The continuing protests against the military takeover here showed signs on Friday of shifting into a movement against the authoritarian tactics of the new government rather than one demanding the return of the ousted president, Mohamed Morsi. Multimedia
Multimedia Feature Timeline of Turmoil in Egypt After Mubarak and Morsi Related
Looming Airstrikes in Syria Pose Test for Egypt’s Leaders and the Opposition (August 30, 2013)
Connect With Us on Twitter Follow @nytimesworld for international breaking news and headlines. Twitter List: Reporters and Editors Although the evidence is tentative and anecdotal, any expansion of the protests’ base would be a significant setback for the new government.
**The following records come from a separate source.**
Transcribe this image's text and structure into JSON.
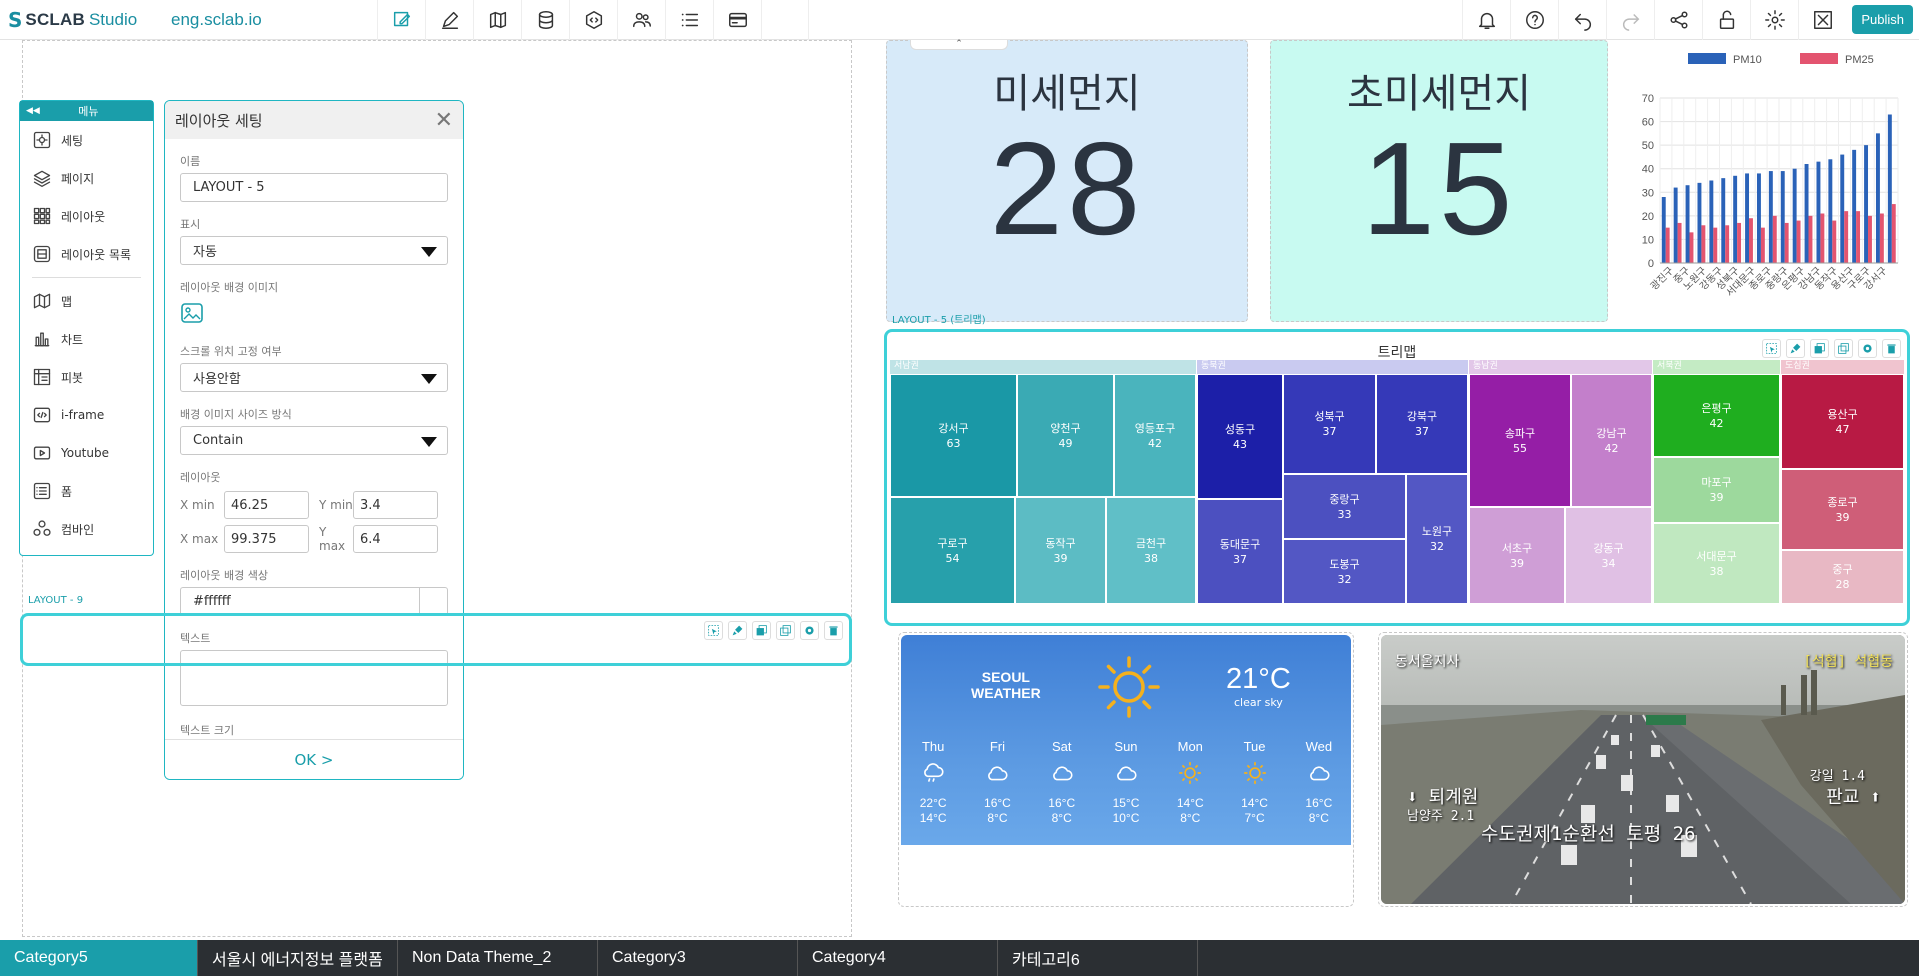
{
  "app": {
    "brand": "SCLAB",
    "product": "Studio",
    "site": "eng.sclab.io",
    "publish_label": "Publish"
  },
  "toolbar_left_icons": [
    "edit-mode-icon",
    "pencil-icon",
    "map-book-icon",
    "database-icon",
    "code-icon",
    "users-icon",
    "list-icon",
    "card-icon"
  ],
  "toolbar_right_icons": [
    "bell-icon",
    "help-icon",
    "undo-icon",
    "redo-icon",
    "share-icon",
    "unlock-icon",
    "gear-icon",
    "fullscreen-icon"
  ],
  "side_menu": {
    "title": "메뉴",
    "items": [
      {
        "label": "세팅",
        "icon": "settings-icon"
      },
      {
        "label": "페이지",
        "icon": "layers-icon"
      },
      {
        "label": "레이아웃",
        "icon": "grid-icon"
      },
      {
        "label": "레이아웃 목록",
        "icon": "layout-list-icon"
      },
      {
        "label": "맵",
        "icon": "map-icon"
      },
      {
        "label": "차트",
        "icon": "chart-icon"
      },
      {
        "label": "피봇",
        "icon": "pivot-icon"
      },
      {
        "label": "i-frame",
        "icon": "iframe-icon"
      },
      {
        "label": "Youtube",
        "icon": "youtube-icon"
      },
      {
        "label": "폼",
        "icon": "form-icon"
      },
      {
        "label": "컴바인",
        "icon": "combine-icon"
      }
    ]
  },
  "layout_panel": {
    "title": "레이아웃 세팅",
    "name_label": "이름",
    "name_value": "LAYOUT - 5",
    "display_label": "표시",
    "display_value": "자동",
    "bg_image_label": "레이아웃 배경 이미지",
    "scroll_label": "스크롤 위치 고정 여부",
    "scroll_value": "사용안함",
    "bg_size_label": "배경 이미지 사이즈 방식",
    "bg_size_value": "Contain",
    "layout_label": "레이아웃",
    "xmin_label": "X min",
    "xmin_value": "46.25",
    "ymin_label": "Y min",
    "ymin_value": "3.4",
    "xmax_label": "X max",
    "xmax_value": "99.375",
    "ymax_label": "Y max",
    "ymax_value": "6.4",
    "bg_color_label": "레이아웃 배경 색상",
    "bg_color_value": "#ffffff",
    "text_label": "텍스트",
    "text_size_label": "텍스트 크기",
    "ok_label": "OK >"
  },
  "layout9_label": "LAYOUT - 9",
  "treemap_layout_label": "LAYOUT - 5 (트리맵)",
  "kpis": [
    {
      "title": "미세먼지",
      "value": "28"
    },
    {
      "title": "초미세먼지",
      "value": "15"
    }
  ],
  "chart_data": {
    "type": "bar",
    "categories": [
      "광진구",
      "중구",
      "노원구",
      "강동구",
      "성북구",
      "서대문구",
      "종로구",
      "중랑구",
      "은평구",
      "강남구",
      "동작구",
      "용산구",
      "구로구",
      "강서구"
    ],
    "series": [
      {
        "name": "PM10",
        "color": "#2a62b8",
        "values": [
          28,
          32,
          33,
          34,
          35,
          36,
          37,
          38,
          38,
          39,
          39,
          40,
          42,
          43,
          44,
          46,
          48,
          50,
          55,
          63
        ]
      },
      {
        "name": "PM25",
        "color": "#e3546f",
        "values": [
          15,
          17,
          13,
          16,
          15,
          16,
          17,
          19,
          15,
          20,
          17,
          18,
          20,
          21,
          18,
          22,
          22,
          20,
          21,
          25
        ]
      }
    ],
    "ylim": [
      0,
      70
    ],
    "yticks": [
      "0",
      "10",
      "20",
      "30",
      "40",
      "50",
      "60",
      "70"
    ],
    "legend": "top",
    "grid": true
  },
  "treemap": {
    "title": "트리맵",
    "groups": [
      {
        "name": "서남권",
        "color": "#1aa2a8",
        "cells": [
          {
            "name": "강서구",
            "value": "63"
          },
          {
            "name": "양천구",
            "value": "49"
          },
          {
            "name": "영등포구",
            "value": "42"
          },
          {
            "name": "구로구",
            "value": "54"
          },
          {
            "name": "동작구",
            "value": "39"
          },
          {
            "name": "금천구",
            "value": "38"
          }
        ]
      },
      {
        "name": "동북권",
        "color": "#2a2fb8",
        "cells": [
          {
            "name": "성동구",
            "value": "43"
          },
          {
            "name": "성북구",
            "value": "37"
          },
          {
            "name": "강북구",
            "value": "37"
          },
          {
            "name": "중랑구",
            "value": "33"
          },
          {
            "name": "동대문구",
            "value": "37"
          },
          {
            "name": "노원구",
            "value": "32"
          },
          {
            "name": "도봉구",
            "value": "32"
          }
        ]
      },
      {
        "name": "동남권",
        "color": "#9a1aa8",
        "cells": [
          {
            "name": "송파구",
            "value": "55"
          },
          {
            "name": "강남구",
            "value": "42"
          },
          {
            "name": "서초구",
            "value": "39"
          },
          {
            "name": "강동구",
            "value": "34"
          }
        ]
      },
      {
        "name": "서북권",
        "color": "#1fae1f",
        "cells": [
          {
            "name": "은평구",
            "value": "42"
          },
          {
            "name": "마포구",
            "value": "39"
          },
          {
            "name": "서대문구",
            "value": "38"
          }
        ]
      },
      {
        "name": "도심권",
        "color": "#b81a44",
        "cells": [
          {
            "name": "용산구",
            "value": "47"
          },
          {
            "name": "종로구",
            "value": "39"
          },
          {
            "name": "중구",
            "value": "28"
          }
        ]
      }
    ]
  },
  "weather": {
    "city": "SEOUL",
    "subtitle": "WEATHER",
    "temp": "21°C",
    "desc": "clear sky",
    "days": [
      {
        "day": "Thu",
        "icon": "rain-cloud-icon",
        "high": "22°C",
        "low": "14°C"
      },
      {
        "day": "Fri",
        "icon": "cloud-icon",
        "high": "16°C",
        "low": "8°C"
      },
      {
        "day": "Sat",
        "icon": "cloud-icon",
        "high": "16°C",
        "low": "8°C"
      },
      {
        "day": "Sun",
        "icon": "cloud-icon",
        "high": "15°C",
        "low": "10°C"
      },
      {
        "day": "Mon",
        "icon": "sun-icon",
        "high": "14°C",
        "low": "8°C"
      },
      {
        "day": "Tue",
        "icon": "sun-icon",
        "high": "14°C",
        "low": "7°C"
      },
      {
        "day": "Wed",
        "icon": "cloud-icon",
        "high": "16°C",
        "low": "8°C"
      }
    ]
  },
  "cctv": {
    "station": "동서울지사",
    "tag": "[석협] 석협동",
    "left_sign": "⬇ 퇴계원",
    "left_sub": "남양주 2.1",
    "right_sign": "판교 ⬆",
    "right_sub": "강일 1.4",
    "caption": "수도권제1순환선 토평 26"
  },
  "tabs": [
    {
      "label": "Category5",
      "active": true
    },
    {
      "label": "서울시 에너지정보 플랫폼",
      "active": false
    },
    {
      "label": "Non Data Theme_2",
      "active": false
    },
    {
      "label": "Category3",
      "active": false
    },
    {
      "label": "Category4",
      "active": false
    },
    {
      "label": "카테고리6",
      "active": false
    }
  ]
}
It has so far enjoyed considerable support for its crackdown on Mr. Morsi’s Islamist supporters in the Muslim Brotherhood, whom it describes as violence-prone extremists.
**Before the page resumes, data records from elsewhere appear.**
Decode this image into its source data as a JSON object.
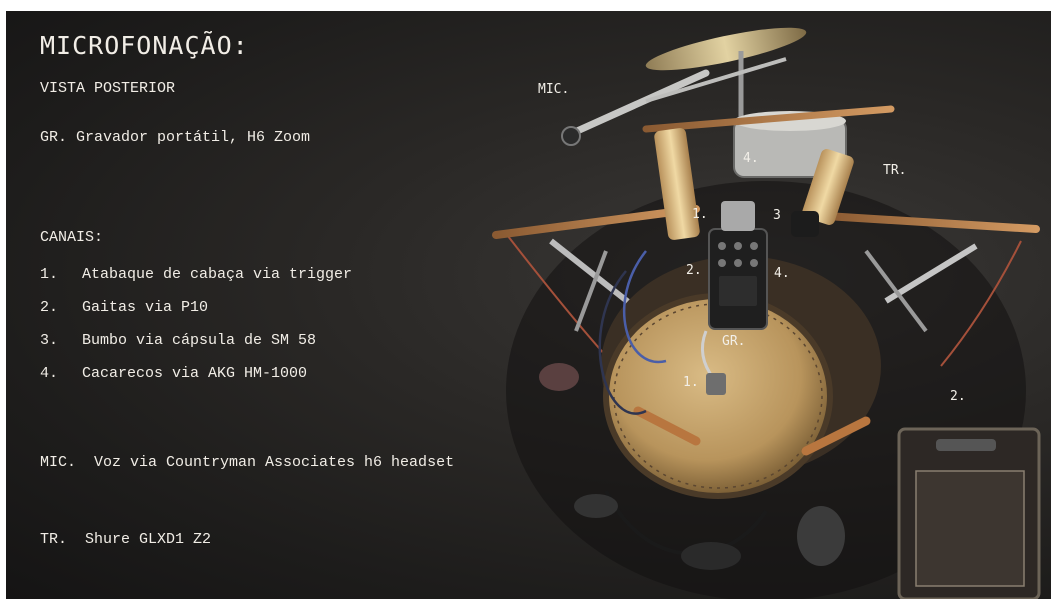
{
  "title": "MICROFONAÇÃO:",
  "subtitle": "VISTA POSTERIOR",
  "recorder": "GR. Gravador portátil, H6 Zoom",
  "channels_heading": "CANAIS:",
  "channels": [
    {
      "num": "1.",
      "text": "Atabaque de cabaça via trigger"
    },
    {
      "num": "2.",
      "text": "Gaitas via P10"
    },
    {
      "num": "3.",
      "text": "Bumbo via cápsula de SM 58"
    },
    {
      "num": "4.",
      "text": "Cacarecos via AKG HM-1000"
    }
  ],
  "mic_line": "MIC.  Voz via Countryman Associates h6 headset",
  "tr_line": "TR.  Shure GLXD1 Z2",
  "photo_labels": {
    "mic": "MIC.",
    "tr": "TR.",
    "gr": "GR.",
    "ch4_top": "4.",
    "ch1_top": "1.",
    "ch3": "3",
    "ch2": "2.",
    "ch4": "4.",
    "ch1_drum": "1.",
    "ch2_right": "2."
  },
  "colors": {
    "background": "#252321",
    "text": "#f1ede6",
    "drumhead": "#c8a66e",
    "wood": "#b8895a"
  }
}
Authoritarian power, whether by one person or a group, hinders a society’s ability to adapt to the modern world. It creates a society that is not resilient. Switching one authoritarian for another (hich is kind of what Russia has done) will make a brittel society.
Because people want the power dispersed and have the tools to make it happen. Islamists are melding with others to push for a free Egypt, not one run by a different form of authoritarian.
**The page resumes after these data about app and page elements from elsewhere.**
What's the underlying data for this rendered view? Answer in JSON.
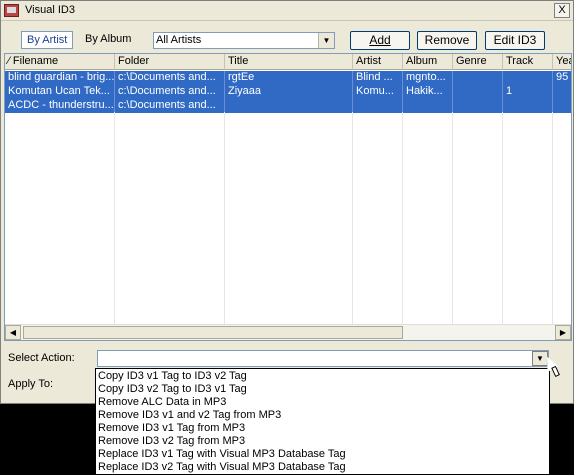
{
  "window": {
    "title": "Visual ID3",
    "close_label": "X"
  },
  "tabs": [
    {
      "label": "By Artist",
      "active": true
    },
    {
      "label": "By Album",
      "active": false
    }
  ],
  "artist_filter": {
    "selected": "All Artists"
  },
  "buttons": {
    "add": "Add",
    "remove": "Remove",
    "edit": "Edit ID3"
  },
  "columns": [
    "Filename",
    "Folder",
    "Title",
    "Artist",
    "Album",
    "Genre",
    "Track",
    "Yea"
  ],
  "rows": [
    [
      "blind guardian - brig...",
      "c:\\Documents and...",
      "rgtEe",
      "Blind ...",
      "mgnto...",
      "",
      "",
      "95"
    ],
    [
      "Komutan Ucan Tek...",
      "c:\\Documents and...",
      "Ziyaaa",
      "Komu...",
      "Hakik...",
      "",
      "1",
      ""
    ],
    [
      "ACDC - thunderstru...",
      "c:\\Documents and...",
      "",
      "",
      "",
      "",
      "",
      ""
    ]
  ],
  "select_action": {
    "label": "Select Action:",
    "value": ""
  },
  "apply_to": {
    "label": "Apply To:"
  },
  "action_options": [
    "Copy ID3 v1 Tag to ID3 v2 Tag",
    "Copy ID3 v2 Tag to ID3 v1 Tag",
    "Remove ALC Data in MP3",
    "Remove ID3 v1 and v2 Tag from MP3",
    "Remove ID3 v1 Tag from MP3",
    "Remove ID3 v2 Tag from MP3",
    "Replace ID3 v1 Tag with Visual MP3 Database Tag",
    "Replace ID3 v2 Tag with Visual MP3 Database Tag"
  ],
  "colors": {
    "selection": "#316ac5",
    "window_bg": "#ece9d8"
  }
}
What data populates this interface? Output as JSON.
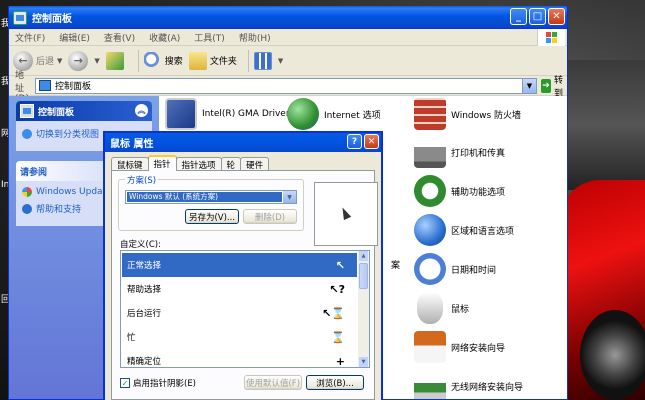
{
  "window": {
    "title": "控制面板",
    "controls": {
      "minimize": "_",
      "maximize": "□",
      "close": "✕"
    }
  },
  "menu": [
    "文件(F)",
    "编辑(E)",
    "查看(V)",
    "收藏(A)",
    "工具(T)",
    "帮助(H)"
  ],
  "toolbar": {
    "back": "后退",
    "search": "搜索",
    "folders": "文件夹"
  },
  "address": {
    "label": "地址(D)",
    "value": "控制面板",
    "go": "转到"
  },
  "taskpane": {
    "cp_title": "控制面板",
    "switch_link": "切换到分类视图",
    "see_also_title": "请参阅",
    "see_also_links": [
      "Windows Update",
      "帮助和支持"
    ]
  },
  "cpl_items": [
    {
      "label": "Intel(R) GMA Driver",
      "icon": "monitor-icon",
      "color": "#1a3a8a"
    },
    {
      "label": "Internet 选项",
      "icon": "globe-icon",
      "color": "#2f8f2f"
    },
    {
      "label": "Windows 防火墙",
      "icon": "firewall-icon",
      "color": "#c0392b"
    },
    {
      "label": "打印机和传真",
      "icon": "printer-icon",
      "color": "#8a8a8a"
    },
    {
      "label": "辅助功能选项",
      "icon": "accessibility-icon",
      "color": "#2e8b2e"
    },
    {
      "label": "区域和语言选项",
      "icon": "globe-icon",
      "color": "#2a6fcf"
    },
    {
      "label": "日期和时间",
      "icon": "calendar-icon",
      "color": "#4d7fd6"
    },
    {
      "label": "鼠标",
      "icon": "mouse-icon",
      "color": "#b0b0b0"
    },
    {
      "label": "网络安装向导",
      "icon": "house-icon",
      "color": "#d2691e"
    },
    {
      "label": "无线网络安装向导",
      "icon": "wireless-icon",
      "color": "#3a8a3a"
    }
  ],
  "partial_label": "案",
  "dialog": {
    "title": "鼠标 属性",
    "help": "?",
    "close": "✕",
    "tabs": [
      "鼠标键",
      "指针",
      "指针选项",
      "轮",
      "硬件"
    ],
    "active_tab": 1,
    "scheme_label": "方案(S)",
    "scheme_value": "Windows 默认 (系统方案)",
    "save_as": "另存为(V)...",
    "delete": "删除(D)",
    "custom_label": "自定义(C):",
    "cursors": [
      {
        "name": "正常选择",
        "glyph": "↖",
        "selected": true
      },
      {
        "name": "帮助选择",
        "glyph": "↖?",
        "selected": false
      },
      {
        "name": "后台运行",
        "glyph": "↖⌛",
        "selected": false
      },
      {
        "name": "忙",
        "glyph": "⌛",
        "selected": false
      },
      {
        "name": "精确定位",
        "glyph": "+",
        "selected": false
      }
    ],
    "shadow_label": "启用指针阴影(E)",
    "shadow_checked": "✓",
    "use_default": "使用默认值(F)",
    "browse": "浏览(B)..."
  },
  "desktop": {
    "left_labels": [
      "我",
      "我",
      "网",
      "In",
      "回"
    ]
  }
}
The question, I believe, is how many people will die to make it happen. ANd do using authoritarian approaches against one authoritarian work or not?